Today, we look at a Day 4 text from this year’s summer curriculum, “Holy Trinity, Wholly Love.”
Reading: Romans 6:3-11
Do you not know that all of us who have been baptized into Christ Jesus were baptized into his death? Therefore we have been buried with him by baptism into death, so that, just as Christ was raised from the dead by the glory of the Father, so we too might walk in newness of life. For if we have been united with him in a death like his, we will certainly be united with him in a resurrection like his. We know that our old self was crucified with him so that the body of sin might be destroyed, and we might no longer be enslaved to sin. For whoever has died is freed from sin. But if we have died with Christ, we believe that we will also live with him. We know that Christ, being raised from the dead, will never die again; death no longer has dominion over him. The death he died, he died to sin, once for all; but the life he lives, he lives to God. So you also must consider yourselves dead to sin and alive to God in Christ Jesus.
Did you know there’s a fourth member of the Trinity?
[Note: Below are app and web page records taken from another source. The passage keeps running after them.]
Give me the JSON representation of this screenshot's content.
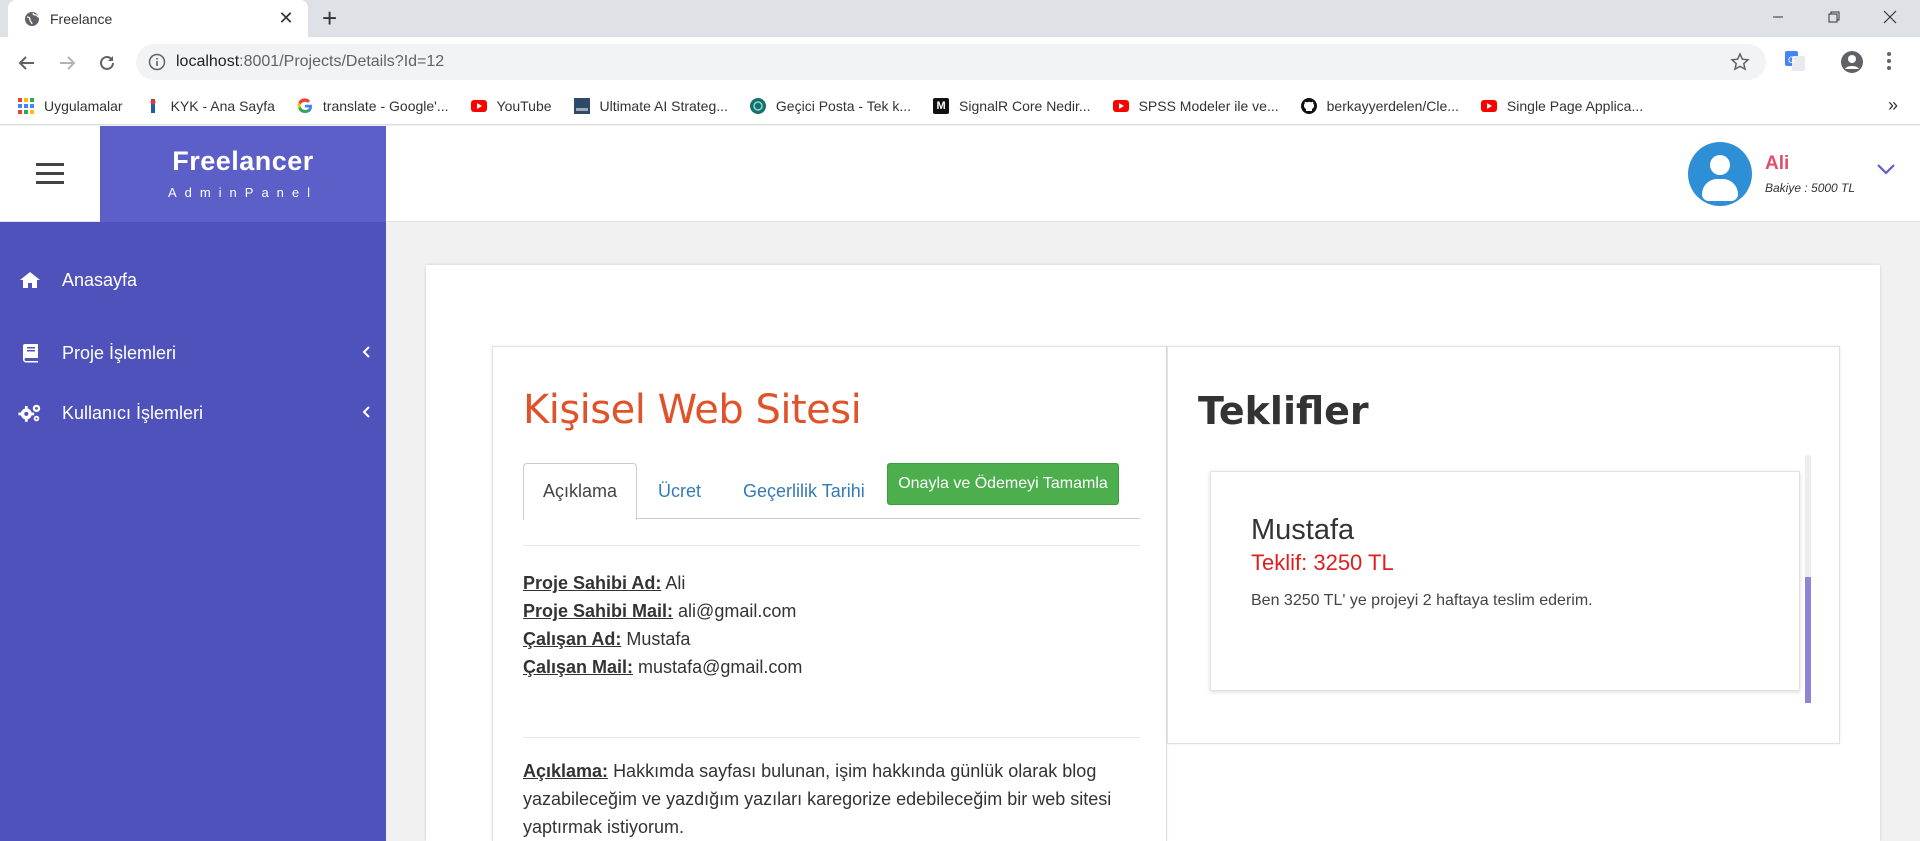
{
  "browser": {
    "tab_title": "Freelance",
    "url_host": "localhost",
    "url_rest": ":8001/Projects/Details?Id=12",
    "bookmarks": [
      {
        "label": "Uygulamalar",
        "icon": "apps-grid-icon"
      },
      {
        "label": "KYK - Ana Sayfa",
        "icon": "kyk-icon"
      },
      {
        "label": "translate - Google'...",
        "icon": "google-icon"
      },
      {
        "label": "YouTube",
        "icon": "youtube-icon"
      },
      {
        "label": "Ultimate AI Strateg...",
        "icon": "page-icon"
      },
      {
        "label": "Geçici Posta - Tek k...",
        "icon": "tempmail-icon"
      },
      {
        "label": "SignalR Core Nedir...",
        "icon": "medium-icon"
      },
      {
        "label": "SPSS Modeler ile ve...",
        "icon": "youtube-icon"
      },
      {
        "label": "berkayyerdelen/Cle...",
        "icon": "github-icon"
      },
      {
        "label": "Single Page Applica...",
        "icon": "youtube-icon"
      }
    ],
    "more": "»"
  },
  "app": {
    "brand_name": "Freelancer",
    "brand_sub": "AdminPanel",
    "user": {
      "name": "Ali",
      "balance": "Bakiye : 5000 TL"
    },
    "sidebar": [
      {
        "label": "Anasayfa",
        "icon": "home-icon",
        "has_chevron": false
      },
      {
        "label": "Proje İşlemleri",
        "icon": "book-icon",
        "has_chevron": true
      },
      {
        "label": "Kullanıcı İşlemleri",
        "icon": "gears-icon",
        "has_chevron": true
      }
    ],
    "chevron": "<"
  },
  "project": {
    "title": "Kişisel Web Sitesi",
    "tabs": [
      "Açıklama",
      "Ücret",
      "Geçerlilik Tarihi"
    ],
    "approve_button": "Onayla ve Ödemeyi Tamamla",
    "owner_name_label": "Proje Sahibi Ad:",
    "owner_name": "Ali",
    "owner_mail_label": "Proje Sahibi Mail:",
    "owner_mail": "ali@gmail.com",
    "worker_name_label": "Çalışan Ad:",
    "worker_name": "Mustafa",
    "worker_mail_label": "Çalışan Mail:",
    "worker_mail": "mustafa@gmail.com",
    "desc_label": "Açıklama:",
    "desc_line1": "Hakkımda sayfası bulunan, işim hakkında günlük olarak blog",
    "desc_line2": "yazabileceğim ve yazdığım yazıları karegorize edebileceğim bir web sitesi",
    "desc_line3": "yaptırmak istiyorum."
  },
  "offers": {
    "title": "Teklifler",
    "items": [
      {
        "name": "Mustafa",
        "price": "Teklif: 3250 TL",
        "text": "Ben 3250 TL' ye projeyi 2 haftaya teslim ederim."
      }
    ]
  },
  "colors": {
    "brand": "#5c5fc8",
    "sidebar": "#5052bb",
    "title_accent": "#e0522a",
    "approve": "#4cae4c",
    "price": "#e01e1e",
    "user_name": "#e04e6a"
  }
}
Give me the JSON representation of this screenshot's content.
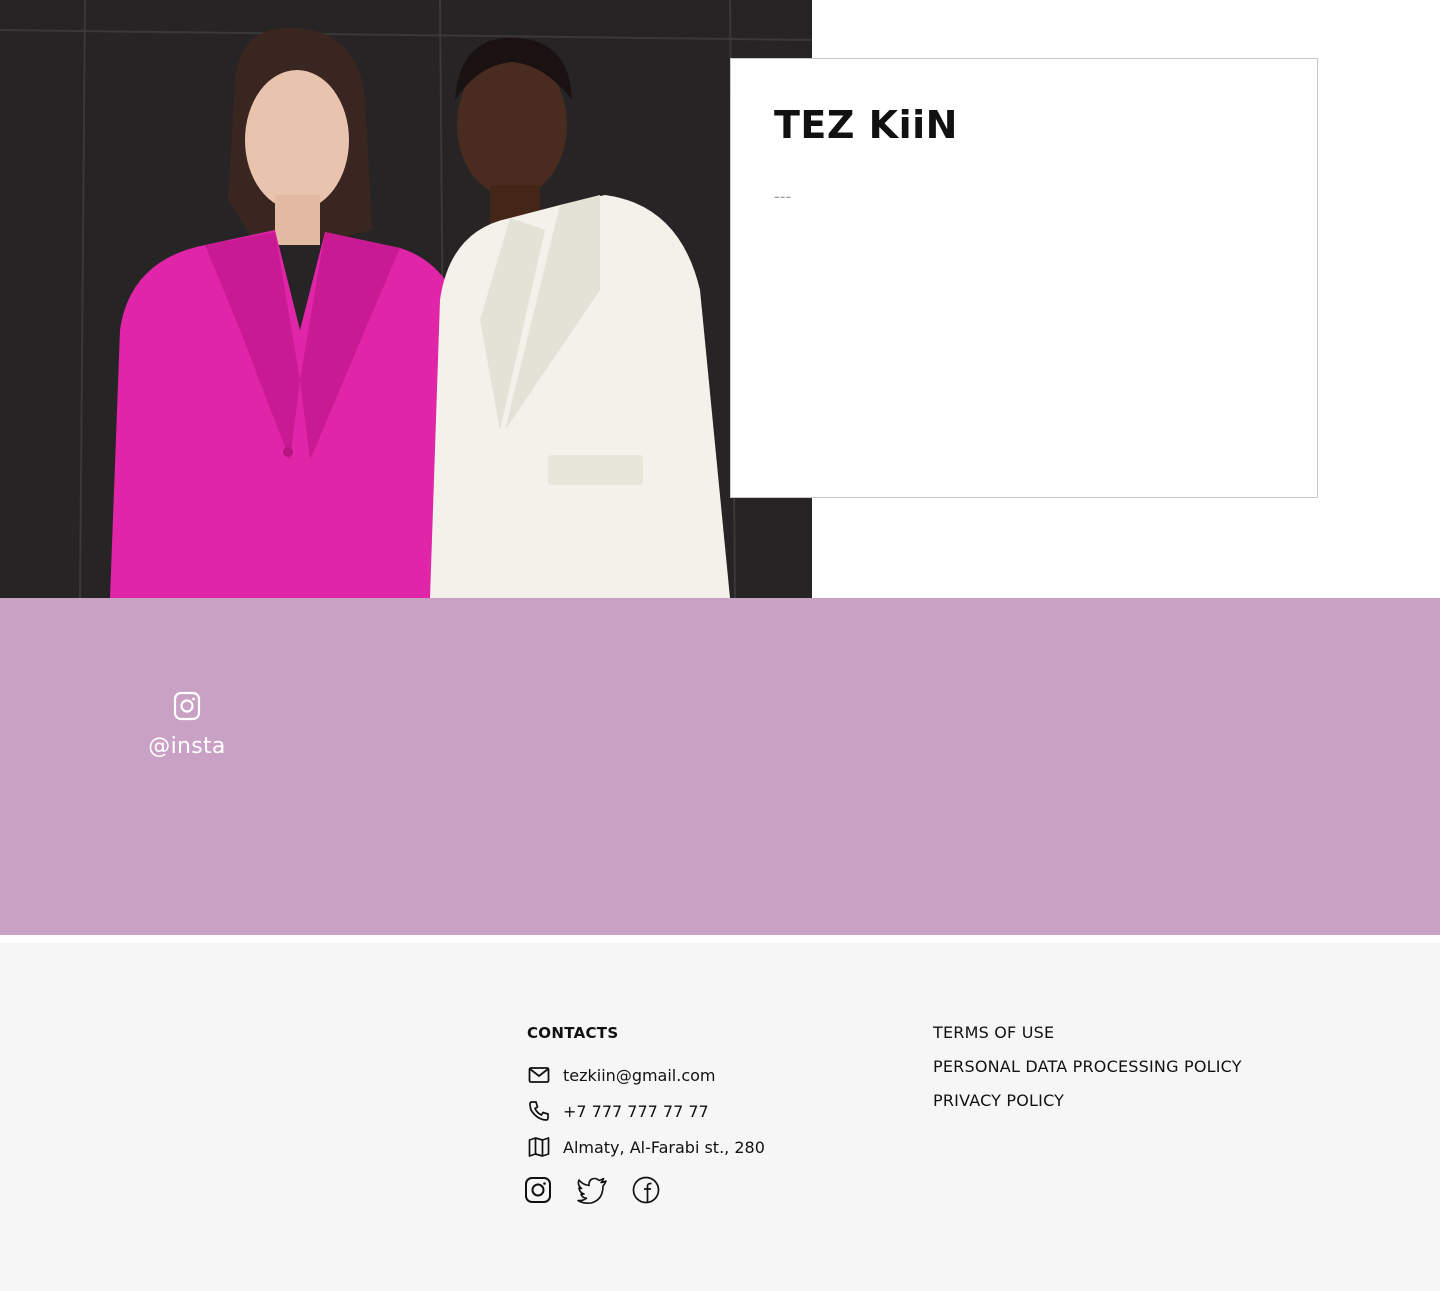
{
  "hero": {
    "title": "TEZ KiiN",
    "subtitle": "---",
    "image_alt": "Two models wearing a magenta blazer and a white blazer"
  },
  "instagram": {
    "icon": "instagram-icon",
    "handle": "@insta"
  },
  "footer": {
    "contacts": {
      "heading": "CONTACTS",
      "email": "tezkiin@gmail.com",
      "phone": "+7 777 777 77 77",
      "address": "Almaty, Al-Farabi st.,  280"
    },
    "social_icons": [
      "instagram-icon",
      "twitter-icon",
      "facebook-icon"
    ],
    "links": [
      "TERMS OF USE",
      "PERSONAL DATA PROCESSING POLICY",
      "PRIVACY POLICY"
    ]
  },
  "colors": {
    "band": "#c9a1c4",
    "footer_bg": "#f6f6f6",
    "magenta_blazer": "#e025a8",
    "white_blazer": "#f3f1e9"
  }
}
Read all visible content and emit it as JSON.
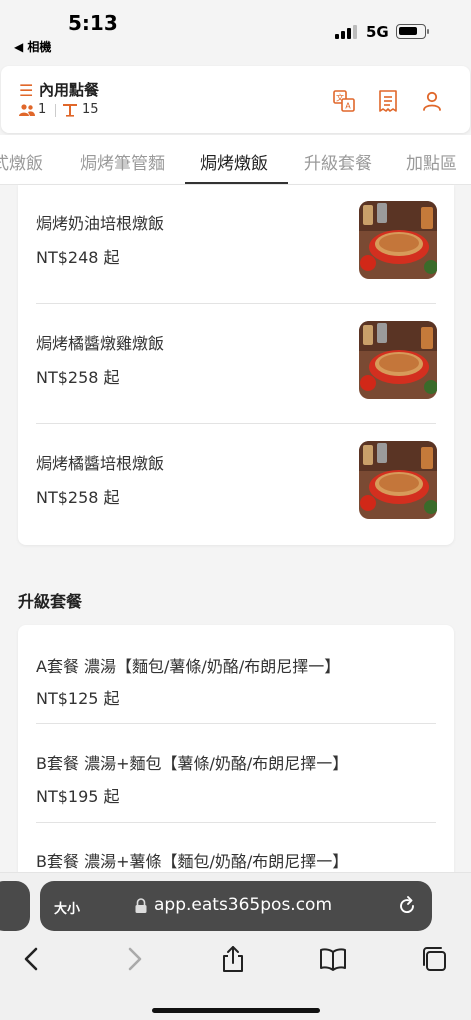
{
  "status_bar": {
    "time": "5:13",
    "back_label": "◀ 相機",
    "network": "5G",
    "battery_level": 0.8
  },
  "header": {
    "title": "內用點餐",
    "guest_count": "1",
    "table_number": "15",
    "icons": [
      "translate-icon",
      "receipt-icon",
      "user-icon"
    ],
    "accent_color": "#e0672a"
  },
  "tabs": [
    {
      "label": "式燉飯",
      "active": false
    },
    {
      "label": "焗烤筆管麵",
      "active": false
    },
    {
      "label": "焗烤燉飯",
      "active": true
    },
    {
      "label": "升級套餐",
      "active": false
    },
    {
      "label": "加點區",
      "active": false
    }
  ],
  "section1": {
    "items": [
      {
        "name": "焗烤奶油培根燉飯",
        "price": "NT$248 起"
      },
      {
        "name": "焗烤橘醬燉雞燉飯",
        "price": "NT$258 起"
      },
      {
        "name": "焗烤橘醬培根燉飯",
        "price": "NT$258 起"
      }
    ]
  },
  "section2": {
    "title": "升級套餐",
    "items": [
      {
        "name": "A套餐 濃湯【麵包/薯條/奶酪/布朗尼擇一】",
        "price": "NT$125 起"
      },
      {
        "name": "B套餐 濃湯+麵包【薯條/奶酪/布朗尼擇一】",
        "price": "NT$195 起"
      },
      {
        "name": "B套餐 濃湯+薯條【麵包/奶酪/布朗尼擇一】",
        "price": ""
      }
    ]
  },
  "browser": {
    "text_size_label": "大小",
    "url": "app.eats365pos.com"
  }
}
Every Friday since January we’ve been reflecting on readings from this year’s summer camp curriculum focused on the Trinity. A lot of it, I imagine, can feel rather…academic. We talk about these supernatural and metaphysical realities (using confusing phrases like “metaphysical realities”), and we’re left wondering if any of this has anything to do with you. With me. With us.
Today’s reading from Romans tells us that it does. Paul starts off with a question: “Do you not know that all of us who have been baptized into Christ Jesus were baptized into his death?” Whether we know it or not, it’s true. And somehow, in some mysterious way, we are united with Christ through his death and resurrection. This doesn’t just mean that we’re stamped with the free pass of grace or that God simply chooses to look the other way when we sinful people pass through heaven’s gate. It means that we have been united with him, meaning we are now one with Christ. That’s the definition of unity. We are of the same stuff. Whatever Jesus was and is and will be, well, we’re that now too!
Lots of books have been written about this wonderful mystery and they usually use big words like ontology, soteriology, and Christology. But all we need to know is this: if we have been (somehow) united with Christ, then because Christ is united with the Father and the Spirit, we are united with them too.
There is a fourth member of the Trinity and it is you!
To God, you are not insignificant. To God, you are not worthless. To God, you are not nothing.
You are as precious to God as God is to God’s self. You are as precious to the Father, Son, and Spirit as the Father, Son, and Spirit are to each other. By the grace of the Father in Christ Jesus by the power of the Holy Spirit we are united with the Trinity, forever a part of that loving, intimate, gracious, beautiful relationship. That is the truth of who you are.
Now go live in the light of that good news.
Intimate, Trinitarian God, we give you thanks that you have united us to yourself. We give you thanks that you have made us members of the Trinity, forever in relationship with you. May we be reminded of this profound grace this day and every day.